▶ [What to produce] Read through the records below and copy each line that uses the word "title".

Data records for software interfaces
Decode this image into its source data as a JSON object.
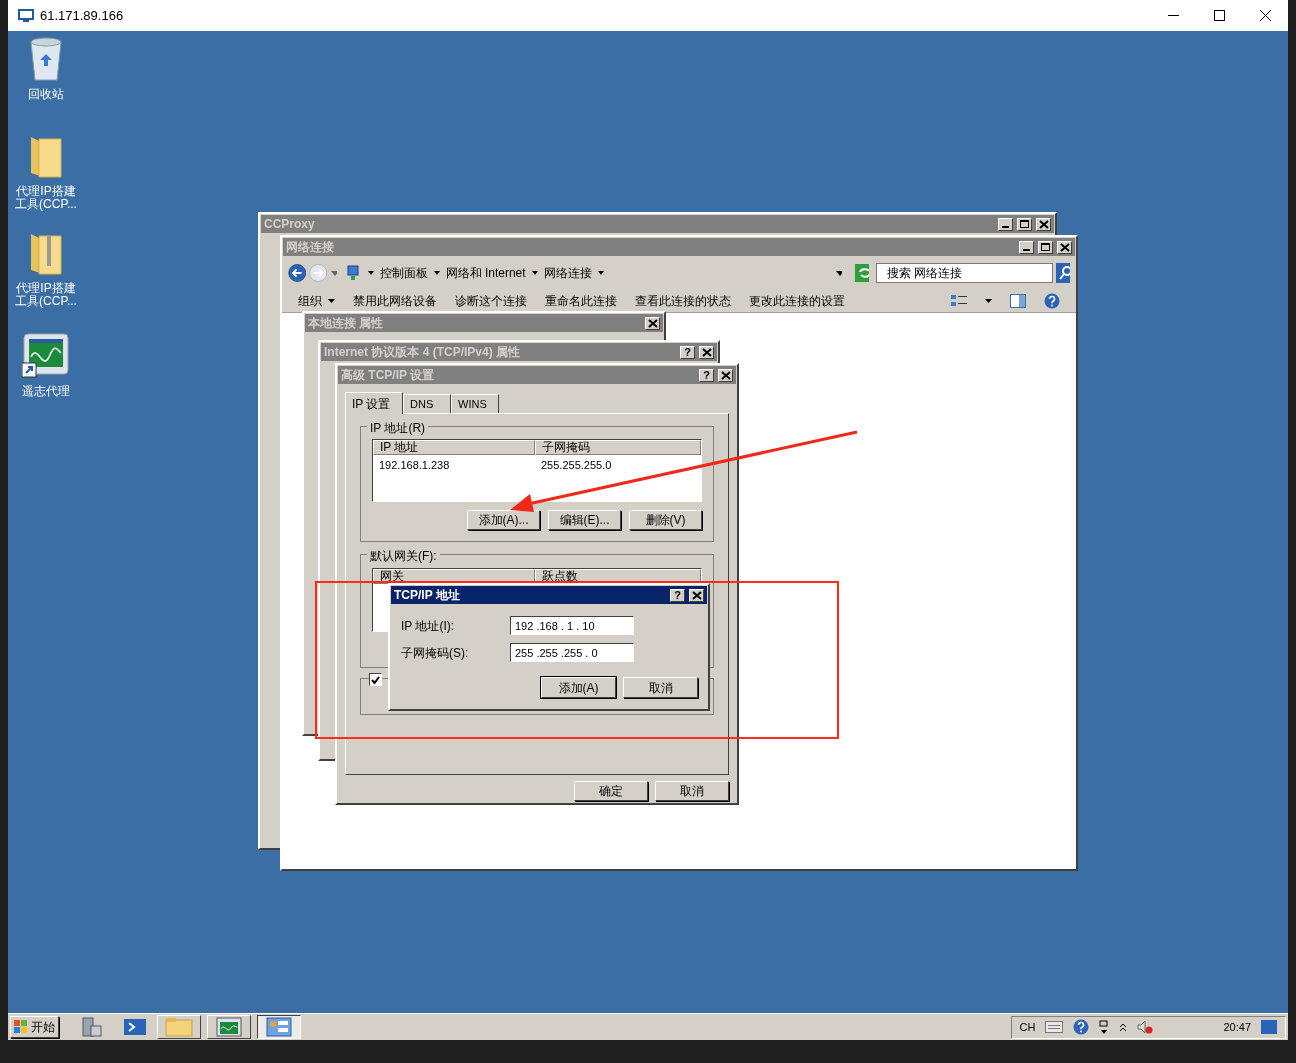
{
  "remote_window": {
    "title": "61.171.89.166"
  },
  "desktop_icons": [
    {
      "label": "回收站",
      "kind": "recycle"
    },
    {
      "label": "代理IP搭建工具(CCP...",
      "kind": "folder"
    },
    {
      "label": "代理IP搭建工具(CCP...",
      "kind": "zip"
    },
    {
      "label": "遥志代理",
      "kind": "shortcut"
    }
  ],
  "ccproxy_window": {
    "title": "CCProxy",
    "active": false
  },
  "network_window": {
    "title": "网络连接",
    "active": false,
    "breadcrumb": [
      "控制面板",
      "网络和 Internet",
      "网络连接"
    ],
    "search": {
      "placeholder": "搜索 网络连接"
    },
    "toolbar": [
      "组织",
      "禁用此网络设备",
      "诊断这个连接",
      "重命名此连接",
      "查看此连接的状态",
      "更改此连接的设置"
    ]
  },
  "properties_window": {
    "title": "本地连接 属性",
    "active": false
  },
  "ipv4_window": {
    "title": "Internet 协议版本 4 (TCP/IPv4) 属性",
    "active": false,
    "help_button": "?"
  },
  "advanced_window": {
    "title": "高级 TCP/IP 设置",
    "active": false,
    "help_button": "?",
    "tabs": [
      {
        "label": "IP 设置",
        "selected": true
      },
      {
        "label": "DNS",
        "selected": false
      },
      {
        "label": "WINS",
        "selected": false
      }
    ],
    "ip_group": {
      "label": "IP 地址(R)",
      "columns": [
        "IP 地址",
        "子网掩码"
      ],
      "rows": [
        [
          "192.168.1.238",
          "255.255.255.0"
        ]
      ],
      "buttons": [
        "添加(A)...",
        "编辑(E)...",
        "删除(V)"
      ]
    },
    "gateway_group": {
      "label": "默认网关(F):",
      "columns": [
        "网关",
        "跃点数"
      ]
    },
    "auto_metric": {
      "checked": true
    },
    "buttons": [
      "确定",
      "取消"
    ]
  },
  "address_dialog": {
    "title": "TCP/IP 地址",
    "active": true,
    "help_button": "?",
    "fields": [
      {
        "label": "IP 地址(I):",
        "value": "192 .168 . 1 . 10"
      },
      {
        "label": "子网掩码(S):",
        "value": "255 .255 .255 . 0"
      }
    ],
    "buttons": [
      "添加(A)",
      "取消"
    ]
  },
  "taskbar": {
    "start": "开始",
    "language": "CH",
    "clock": "20:47"
  }
}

▶ [Output of the task]
    "title": "61.171.89.166"
    "title": "CCProxy",
    "title": "网络连接",
    "title": "本地连接 属性",
    "title": "Internet 协议版本 4 (TCP/IPv4) 属性",
    "title": "高级 TCP/IP 设置",
    "title": "TCP/IP 地址",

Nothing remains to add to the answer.